Though my grandfather has always been a warm and caring person, his trauma took a toll on our family dynamic in several ways. Namely, it fostered a variety of unhealthy emotional and interpersonal patterns that my family is still trying to disentangle ourselves from to this day. 

After a major health scare, I decided that I wanted to know my grandfather’s story before he died. Not knowing the details made it difficult for my family to move on from painful experiences we had in the past. But I could also tell that holding everything in made it difficult for him to live — and eventually to die — in peace. 

I always wondered why my grandfather never said much about his upbringing in Turkey and his decision to leave the country — as well as why the only languages spoken in our house were English and Greek, and why he never spoke a word of Turkish or Armenian (both of which he is fluent in) in front of us. On my weekly visits with him, I took it upon myself to start asking him to share more stories about his time in Turkey. But such conspicuous attempts barely got us anywhere. 

I tried showing him photos of his family during their time in Turkey to jog his memory, but he would change the subject when prompted to tell the stories behind the photos. We showed him his mother’s Armenian translation of the Bible which we dug up from a trunk in the basement. But he deflected, saying he didn’t know to whom it belonged to.

I decided to take a more oblique approach, asking him more light hearted questions about his past in Turkey that were not explicitly connected to his trauma — questions about the sports he played, the food he ate, and music he danced to. I managed to find a recording of one of those songs on YouTube. While he seemed to enjoy listening to it, he had little else to say. 

I began to understand that the most traumatic experience was the perpetual state of uncertainty

But the next morning while we were watching the news, he decided to start telling me about the Greek pogrom of 1955, of which he and his family were survivors. Having known nothing of the tragic event (coined by some as “Kristallnacht in Constantinople”), I started researching it online, only to find out that on the evening of September 6th that year, the Turkish government incited citizens to destroy 71 churches, 41 schools, over 4,000 businesses, and over 2,000 homes, as well as killing 28 Greeks and injuring and raping many more.

I decided to start watching movies with my grandfather about Greeks and Armenians in Turkey, which got him more comfortable talking about his story. While he faced plenty of prejudice and life-threatening moments, his time in Turkey also consisted of happier memories, including friendships with Muslim Turks. 

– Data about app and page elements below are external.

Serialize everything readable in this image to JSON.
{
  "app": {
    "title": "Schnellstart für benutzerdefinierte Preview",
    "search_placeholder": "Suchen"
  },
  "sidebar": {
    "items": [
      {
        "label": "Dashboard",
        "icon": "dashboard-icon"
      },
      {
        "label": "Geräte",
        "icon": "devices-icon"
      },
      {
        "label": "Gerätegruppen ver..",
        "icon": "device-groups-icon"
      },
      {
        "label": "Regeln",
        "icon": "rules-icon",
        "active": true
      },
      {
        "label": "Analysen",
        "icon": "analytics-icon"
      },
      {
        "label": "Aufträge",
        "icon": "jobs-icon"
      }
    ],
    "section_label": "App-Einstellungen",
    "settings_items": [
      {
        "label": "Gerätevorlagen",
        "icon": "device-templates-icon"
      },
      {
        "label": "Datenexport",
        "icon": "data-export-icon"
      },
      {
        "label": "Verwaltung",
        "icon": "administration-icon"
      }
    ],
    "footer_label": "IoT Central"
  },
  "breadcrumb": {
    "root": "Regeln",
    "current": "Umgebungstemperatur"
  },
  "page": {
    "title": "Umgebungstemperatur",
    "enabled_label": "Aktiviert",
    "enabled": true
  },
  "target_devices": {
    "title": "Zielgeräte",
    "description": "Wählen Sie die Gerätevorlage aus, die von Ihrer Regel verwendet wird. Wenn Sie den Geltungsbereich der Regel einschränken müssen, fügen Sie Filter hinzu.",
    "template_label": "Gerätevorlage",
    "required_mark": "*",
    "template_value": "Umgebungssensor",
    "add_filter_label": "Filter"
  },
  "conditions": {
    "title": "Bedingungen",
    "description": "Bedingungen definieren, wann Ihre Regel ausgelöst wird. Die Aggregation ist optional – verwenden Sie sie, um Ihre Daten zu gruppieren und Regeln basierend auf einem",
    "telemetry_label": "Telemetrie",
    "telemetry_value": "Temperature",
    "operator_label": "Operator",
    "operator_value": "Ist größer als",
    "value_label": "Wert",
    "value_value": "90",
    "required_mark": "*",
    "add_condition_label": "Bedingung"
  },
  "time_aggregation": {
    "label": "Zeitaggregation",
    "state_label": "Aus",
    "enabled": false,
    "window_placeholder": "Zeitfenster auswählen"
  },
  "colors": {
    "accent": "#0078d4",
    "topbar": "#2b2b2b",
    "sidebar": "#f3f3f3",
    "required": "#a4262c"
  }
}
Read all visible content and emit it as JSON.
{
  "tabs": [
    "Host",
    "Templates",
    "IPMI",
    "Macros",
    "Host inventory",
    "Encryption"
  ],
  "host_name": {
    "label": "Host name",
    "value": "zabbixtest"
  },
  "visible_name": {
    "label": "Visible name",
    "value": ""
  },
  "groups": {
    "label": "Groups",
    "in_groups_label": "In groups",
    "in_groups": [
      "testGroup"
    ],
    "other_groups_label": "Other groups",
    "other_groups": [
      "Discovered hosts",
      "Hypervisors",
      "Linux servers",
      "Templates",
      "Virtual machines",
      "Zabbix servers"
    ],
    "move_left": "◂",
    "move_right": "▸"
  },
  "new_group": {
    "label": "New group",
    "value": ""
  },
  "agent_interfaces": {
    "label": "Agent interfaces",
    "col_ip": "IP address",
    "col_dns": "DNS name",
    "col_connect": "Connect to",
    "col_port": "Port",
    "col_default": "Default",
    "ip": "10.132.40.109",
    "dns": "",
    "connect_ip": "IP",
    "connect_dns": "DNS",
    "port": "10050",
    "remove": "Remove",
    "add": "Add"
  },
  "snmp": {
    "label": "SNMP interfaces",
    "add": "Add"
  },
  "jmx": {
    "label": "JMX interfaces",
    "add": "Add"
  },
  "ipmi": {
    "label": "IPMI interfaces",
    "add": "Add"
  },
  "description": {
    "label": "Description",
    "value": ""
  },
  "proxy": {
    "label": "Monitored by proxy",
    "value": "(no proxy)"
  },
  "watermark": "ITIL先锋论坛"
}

I began to understand that the most traumatic experience was the perpetual state of uncertainty that he and his family had to live in. As he described it, the general climate was tolerable. There were periods during which there was little to no animosity between Greeks, Armenians, and Turks. But at any moment, a Turkish authority figure could spontaneously decide to use Christian residents as a scapegoat, shifting the public’s attitude toward them from friendly or apathetic to antagonistic and at times even violent.

It soon became clear to me how much his methods of coping with such trauma came to shape my own psyche as well as those of my family members. And thankfully his openness about his past has propelled forward our process of healing. Yet there’s still plenty we don’t know as he enters his ninth decade of life, and we as a family still have much to work on.

The fact that my family’s struggles win so little sympathy from others has turned out, surprisingly, to be more of a blessing than a curse. Having to confront our family’s less-than-hip trauma in a discrete and profoundly intimate way forced us to delve deeply into our wounds and begin the hard work of collective recovery. Said work is not easy. It requires a great deal of courage and willingness to take responsibility for oneself. It is my hope that those who have experienced deep suffering of any kind will have the privilege of experiencing real, profound, and lasting healing.

Enjoying The Critic online? It's even better in print

Try five issues of Britain’s newest magazine for £10

Critic magazine cover